Kant's influence on the history of philosophy is vast and protean. The transcendental turn denotes one of its most important forms, defined by the notion that Kant's deepest insight should not be identified with any specific epistemological or metaphysical doctrine, but rather concerns the fundamental standpoint and terms of reference of philosophical enquiry. To take the transcendental turn is not to endorse any of Kant's specific teachings, but to accept that the
Copernican revolution announced in the Preface of the Critique of Pure Reason sets philosophy on a new footing and constitutes the proper starting point of philosophical reflection.
The aim of this volume is to map the historical trajectory of transcendental philosophy and the major forms that it has taken. The contributions, from leading contemporary scholars, focus on the question of what the transcendental turn consists in-its motivation, justification, and implications; and the limitations and problems which it arguably confronts-with reference to the relevant major figures in modern philosophy, including Kant, Fichte, Hegel, Nietzsche, Husserl, Heidegger,
Merleau-Ponty, and Wittgenstein. Central themes and topics discussed include the distinction of realism from idealism, the relation of transcendental to absolute idealism, the question of how transcendental conclusions stand in relation to (and whether they can be made compatible with) naturalism, the
application of transcendental thought to foundational issues in ethics, and the problematic relation of phenomenology to transcendental enquiry.
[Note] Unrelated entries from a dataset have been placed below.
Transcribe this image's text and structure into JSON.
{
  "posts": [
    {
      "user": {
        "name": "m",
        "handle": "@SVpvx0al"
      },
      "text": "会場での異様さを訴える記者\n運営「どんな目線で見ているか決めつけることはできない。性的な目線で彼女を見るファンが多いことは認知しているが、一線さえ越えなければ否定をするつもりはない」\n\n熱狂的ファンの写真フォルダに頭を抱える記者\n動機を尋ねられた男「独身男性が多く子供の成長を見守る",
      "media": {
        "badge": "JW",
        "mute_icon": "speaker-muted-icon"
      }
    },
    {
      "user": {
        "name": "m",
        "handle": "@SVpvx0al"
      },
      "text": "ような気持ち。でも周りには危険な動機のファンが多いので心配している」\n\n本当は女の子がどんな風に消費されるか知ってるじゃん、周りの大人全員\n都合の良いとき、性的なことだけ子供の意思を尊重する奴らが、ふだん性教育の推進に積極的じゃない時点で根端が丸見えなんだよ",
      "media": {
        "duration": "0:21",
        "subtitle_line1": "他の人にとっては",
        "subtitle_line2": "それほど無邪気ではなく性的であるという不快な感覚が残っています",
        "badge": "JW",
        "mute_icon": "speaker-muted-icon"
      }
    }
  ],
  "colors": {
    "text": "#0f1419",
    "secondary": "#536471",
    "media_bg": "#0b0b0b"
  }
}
Sebastian Gardner completed a doctorate on the philosophy of psychoanalysis at King's College Cambridge, under the supervision of Jim Hopkins, in 1987. For one year he held a Lectureship in the Department of Philosophy at Leicester University, and for two years was Lecturer and Director of Studies in Philosophy at St. Hilda's College. In 1989 he was appointed to a Lectureship in Philosophy at Birkbeck College, London, and then moved to University College London in 1998, where he became Professor of Philosophy in 2004. In 2002 he was Gastprofessor at the Institut fur Philosophie, J. W. Goethe-Universitat, Frankfurt/Main. His main research interests lie in Kant and German Idealism, and the legacy of classical German philosophy.; Matthew Grist works in the Cabinet Office, London.
Acknowledgements ; Notes on Contributors ; Introduction: The Transcendental Turn ; 1. From Transcendental Realism to Transcendental Idealism: The Nature and Significance of Kant's 'Transcendental Turn' ; 2. On Reconciling the Transcendental Turn with Kant's Idealism ; 3. Kant, Naturalism, and the Reach of Practical Reason ; 4. The 'Synthetic-Genetic Method' of Transcendental Philosophy: Kantian Questions/Fichtean Answers ; 5. Fichte's Anti-Skeptical Programme: On the Anti-Skeptical Strategies in Fichte's Presentations of the Wissenschaftslehre 1794 to 1801/02 ; 6. Fichte's Transcendental Ethics ; 7. Finite and Absolute Idealism: The Transcendental and the Metaphysical Hegel ; 8. Is Hegel's Phenomenology of Spirit an Essay in Transcendental Argument? ; 9. Transcendental Aspects, Ontological Commitments, and Naturalistic Elements in Nietzsche's Thought ; 10. Husserl and the Transcendental ; 11. Phenomenology and Transcendental Philosophy: Making Meaning Thematic ; 12. Heidegger on Unconcealment and Correctness ; 13. Transcendental versus Hermeneutic Phenomenology in Being and Time ; 14. Merleau-Ponty's Transcendental Theory of Perception ; 15. 'Hopelessly Strange': Bernard Williams' Portrait of Wittgenstein as a Transcendental Idealist ; 16. Stoic Transcendentalism and the Doctrine of Oikeiosis